[Data for analysis — start]

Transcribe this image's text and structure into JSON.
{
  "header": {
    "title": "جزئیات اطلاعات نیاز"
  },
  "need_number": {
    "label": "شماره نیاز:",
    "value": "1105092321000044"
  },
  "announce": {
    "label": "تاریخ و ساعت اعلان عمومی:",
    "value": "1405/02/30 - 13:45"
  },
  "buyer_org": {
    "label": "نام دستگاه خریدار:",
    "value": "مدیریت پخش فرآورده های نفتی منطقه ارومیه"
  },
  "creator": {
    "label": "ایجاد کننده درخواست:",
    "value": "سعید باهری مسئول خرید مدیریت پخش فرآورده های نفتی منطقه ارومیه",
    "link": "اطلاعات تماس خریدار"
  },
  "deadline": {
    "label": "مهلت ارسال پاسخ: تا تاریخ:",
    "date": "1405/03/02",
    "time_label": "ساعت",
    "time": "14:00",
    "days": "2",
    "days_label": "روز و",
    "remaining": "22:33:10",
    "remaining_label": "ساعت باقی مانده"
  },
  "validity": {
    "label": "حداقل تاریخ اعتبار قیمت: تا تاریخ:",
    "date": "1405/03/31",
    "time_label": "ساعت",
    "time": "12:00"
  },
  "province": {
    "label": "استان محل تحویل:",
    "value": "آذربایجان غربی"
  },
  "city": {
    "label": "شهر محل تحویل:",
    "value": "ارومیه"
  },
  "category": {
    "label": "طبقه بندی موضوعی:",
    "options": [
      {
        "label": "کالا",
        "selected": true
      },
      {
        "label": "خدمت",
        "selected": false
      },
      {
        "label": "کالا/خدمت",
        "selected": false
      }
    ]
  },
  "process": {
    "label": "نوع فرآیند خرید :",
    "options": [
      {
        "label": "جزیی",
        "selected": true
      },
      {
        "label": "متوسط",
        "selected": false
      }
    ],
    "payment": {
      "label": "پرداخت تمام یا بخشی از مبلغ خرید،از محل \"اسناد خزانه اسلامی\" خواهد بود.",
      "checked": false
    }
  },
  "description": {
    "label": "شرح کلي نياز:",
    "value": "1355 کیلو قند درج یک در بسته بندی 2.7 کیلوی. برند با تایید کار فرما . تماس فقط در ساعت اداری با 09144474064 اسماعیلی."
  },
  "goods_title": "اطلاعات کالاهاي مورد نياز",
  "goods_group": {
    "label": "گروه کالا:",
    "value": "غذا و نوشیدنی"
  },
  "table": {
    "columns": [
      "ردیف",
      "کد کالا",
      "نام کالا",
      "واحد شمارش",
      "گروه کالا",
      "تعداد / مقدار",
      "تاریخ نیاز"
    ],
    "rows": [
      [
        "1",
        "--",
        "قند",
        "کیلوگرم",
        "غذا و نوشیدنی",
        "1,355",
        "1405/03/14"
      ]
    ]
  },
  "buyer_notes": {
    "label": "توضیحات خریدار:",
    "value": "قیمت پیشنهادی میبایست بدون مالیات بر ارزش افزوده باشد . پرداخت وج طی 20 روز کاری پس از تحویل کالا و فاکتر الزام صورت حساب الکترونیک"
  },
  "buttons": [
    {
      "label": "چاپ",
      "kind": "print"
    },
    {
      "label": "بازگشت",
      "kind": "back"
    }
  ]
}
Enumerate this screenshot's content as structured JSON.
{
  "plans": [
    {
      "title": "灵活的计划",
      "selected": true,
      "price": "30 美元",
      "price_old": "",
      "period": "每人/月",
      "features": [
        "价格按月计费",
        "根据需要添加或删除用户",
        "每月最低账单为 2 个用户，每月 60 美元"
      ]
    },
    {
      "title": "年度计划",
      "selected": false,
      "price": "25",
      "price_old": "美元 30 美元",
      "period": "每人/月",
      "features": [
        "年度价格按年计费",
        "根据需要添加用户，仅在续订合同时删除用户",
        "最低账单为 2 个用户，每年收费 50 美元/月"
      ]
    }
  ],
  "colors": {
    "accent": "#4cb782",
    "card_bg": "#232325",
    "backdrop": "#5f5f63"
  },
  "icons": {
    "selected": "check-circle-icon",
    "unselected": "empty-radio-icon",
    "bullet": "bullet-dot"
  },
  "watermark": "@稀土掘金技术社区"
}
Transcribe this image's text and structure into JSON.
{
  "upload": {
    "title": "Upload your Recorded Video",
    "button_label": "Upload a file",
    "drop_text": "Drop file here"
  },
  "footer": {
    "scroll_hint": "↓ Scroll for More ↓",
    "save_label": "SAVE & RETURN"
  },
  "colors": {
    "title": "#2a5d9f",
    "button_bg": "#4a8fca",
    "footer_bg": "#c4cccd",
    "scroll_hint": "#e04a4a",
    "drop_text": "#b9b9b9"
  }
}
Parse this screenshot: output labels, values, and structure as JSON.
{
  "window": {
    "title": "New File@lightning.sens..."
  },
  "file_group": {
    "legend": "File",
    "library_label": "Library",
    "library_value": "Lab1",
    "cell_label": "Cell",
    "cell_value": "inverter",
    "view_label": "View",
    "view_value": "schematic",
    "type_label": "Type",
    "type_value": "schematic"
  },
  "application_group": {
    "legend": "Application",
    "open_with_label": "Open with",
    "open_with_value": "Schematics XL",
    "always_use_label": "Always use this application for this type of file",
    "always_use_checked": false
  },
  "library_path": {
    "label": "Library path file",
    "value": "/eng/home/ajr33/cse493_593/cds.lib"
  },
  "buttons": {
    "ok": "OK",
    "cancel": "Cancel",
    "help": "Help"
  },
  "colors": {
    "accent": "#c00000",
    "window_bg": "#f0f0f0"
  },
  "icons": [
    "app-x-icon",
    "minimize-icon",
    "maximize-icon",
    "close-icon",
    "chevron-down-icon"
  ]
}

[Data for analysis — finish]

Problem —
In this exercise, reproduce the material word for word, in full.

Written reply —
Transcribe this image's text and structure into JSON.
{
  "header": {
    "title": "جزئیات اطلاعات نیاز"
  },
  "need_number": {
    "label": "شماره نیاز:",
    "value": "1105092321000044"
  },
  "announce": {
    "label": "تاریخ و ساعت اعلان عمومی:",
    "value": "1405/02/30 - 13:45"
  },
  "buyer_org": {
    "label": "نام دستگاه خریدار:",
    "value": "مدیریت پخش فرآورده های نفتی منطقه ارومیه"
  },
  "creator": {
    "label": "ایجاد کننده درخواست:",
    "value": "سعید باهری مسئول خرید مدیریت پخش فرآورده های نفتی منطقه ارومیه",
    "link": "اطلاعات تماس خریدار"
  },
  "deadline": {
    "label": "مهلت ارسال پاسخ: تا تاریخ:",
    "date": "1405/03/02",
    "time_label": "ساعت",
    "time": "14:00",
    "days": "2",
    "days_label": "روز و",
    "remaining": "22:33:10",
    "remaining_label": "ساعت باقی مانده"
  },
  "validity": {
    "label": "حداقل تاریخ اعتبار قیمت: تا تاریخ:",
    "date": "1405/03/31",
    "time_label": "ساعت",
    "time": "12:00"
  },
  "province": {
    "label": "استان محل تحویل:",
    "value": "آذربایجان غربی"
  },
  "city": {
    "label": "شهر محل تحویل:",
    "value": "ارومیه"
  },
  "category": {
    "label": "طبقه بندی موضوعی:",
    "options": [
      {
        "label": "کالا",
        "selected": true
      },
      {
        "label": "خدمت",
        "selected": false
      },
      {
        "label": "کالا/خدمت",
        "selected": false
      }
    ]
  },
  "process": {
    "label": "نوع فرآیند خرید :",
    "options": [
      {
        "label": "جزیی",
        "selected": true
      },
      {
        "label": "متوسط",
        "selected": false
      }
    ],
    "payment": {
      "label": "پرداخت تمام یا بخشی از مبلغ خرید،از محل \"اسناد خزانه اسلامی\" خواهد بود.",
      "checked": false
    }
  },
  "description": {
    "label": "شرح کلي نياز:",
    "value": "1355 کیلو قند درج یک در بسته بندی 2.7 کیلوی. برند با تایید کار فرما . تماس فقط در ساعت اداری با 09144474064 اسماعیلی."
  },
  "goods_title": "اطلاعات کالاهاي مورد نياز",
  "goods_group": {
    "label": "گروه کالا:",
    "value": "غذا و نوشیدنی"
  },
  "table": {
    "columns": [
      "ردیف",
      "کد کالا",
      "نام کالا",
      "واحد شمارش",
      "گروه کالا",
      "تعداد / مقدار",
      "تاریخ نیاز"
    ],
    "rows": [
      [
        "1",
        "--",
        "قند",
        "کیلوگرم",
        "غذا و نوشیدنی",
        "1,355",
        "1405/03/14"
      ]
    ]
  },
  "buyer_notes": {
    "label": "توضیحات خریدار:",
    "value": "قیمت پیشنهادی میبایست بدون مالیات بر ارزش افزوده باشد . پرداخت وج طی 20 روز کاری پس از تحویل کالا و فاکتر الزام صورت حساب الکترونیک"
  },
  "buttons": [
    {
      "label": "چاپ",
      "kind": "print"
    },
    {
      "label": "بازگشت",
      "kind": "back"
    }
  ]
}
Enumerate this screenshot's content as structured JSON.
{
  "plans": [
    {
      "title": "灵活的计划",
      "selected": true,
      "price": "30 美元",
      "price_old": "",
      "period": "每人/月",
      "features": [
        "价格按月计费",
        "根据需要添加或删除用户",
        "每月最低账单为 2 个用户，每月 60 美元"
      ]
    },
    {
      "title": "年度计划",
      "selected": false,
      "price": "25",
      "price_old": "美元 30 美元",
      "period": "每人/月",
      "features": [
        "年度价格按年计费",
        "根据需要添加用户，仅在续订合同时删除用户",
        "最低账单为 2 个用户，每年收费 50 美元/月"
      ]
    }
  ],
  "colors": {
    "accent": "#4cb782",
    "card_bg": "#232325",
    "backdrop": "#5f5f63"
  },
  "icons": {
    "selected": "check-circle-icon",
    "unselected": "empty-radio-icon",
    "bullet": "bullet-dot"
  },
  "watermark": "@稀土掘金技术社区"
}
Transcribe this image's text and structure into JSON.
{
  "upload": {
    "title": "Upload your Recorded Video",
    "button_label": "Upload a file",
    "drop_text": "Drop file here"
  },
  "footer": {
    "scroll_hint": "↓ Scroll for More ↓",
    "save_label": "SAVE & RETURN"
  },
  "colors": {
    "title": "#2a5d9f",
    "button_bg": "#4a8fca",
    "footer_bg": "#c4cccd",
    "scroll_hint": "#e04a4a",
    "drop_text": "#b9b9b9"
  }
}
Parse this screenshot: output labels, values, and structure as JSON.
{
  "window": {
    "title": "New File@lightning.sens..."
  },
  "file_group": {
    "legend": "File",
    "library_label": "Library",
    "library_value": "Lab1",
    "cell_label": "Cell",
    "cell_value": "inverter",
    "view_label": "View",
    "view_value": "schematic",
    "type_label": "Type",
    "type_value": "schematic"
  },
  "application_group": {
    "legend": "Application",
    "open_with_label": "Open with",
    "open_with_value": "Schematics XL",
    "always_use_label": "Always use this application for this type of file",
    "always_use_checked": false
  },
  "library_path": {
    "label": "Library path file",
    "value": "/eng/home/ajr33/cse493_593/cds.lib"
  },
  "buttons": {
    "ok": "OK",
    "cancel": "Cancel",
    "help": "Help"
  },
  "colors": {
    "accent": "#c00000",
    "window_bg": "#f0f0f0"
  },
  "icons": [
    "app-x-icon",
    "minimize-icon",
    "maximize-icon",
    "close-icon",
    "chevron-down-icon"
  ]
}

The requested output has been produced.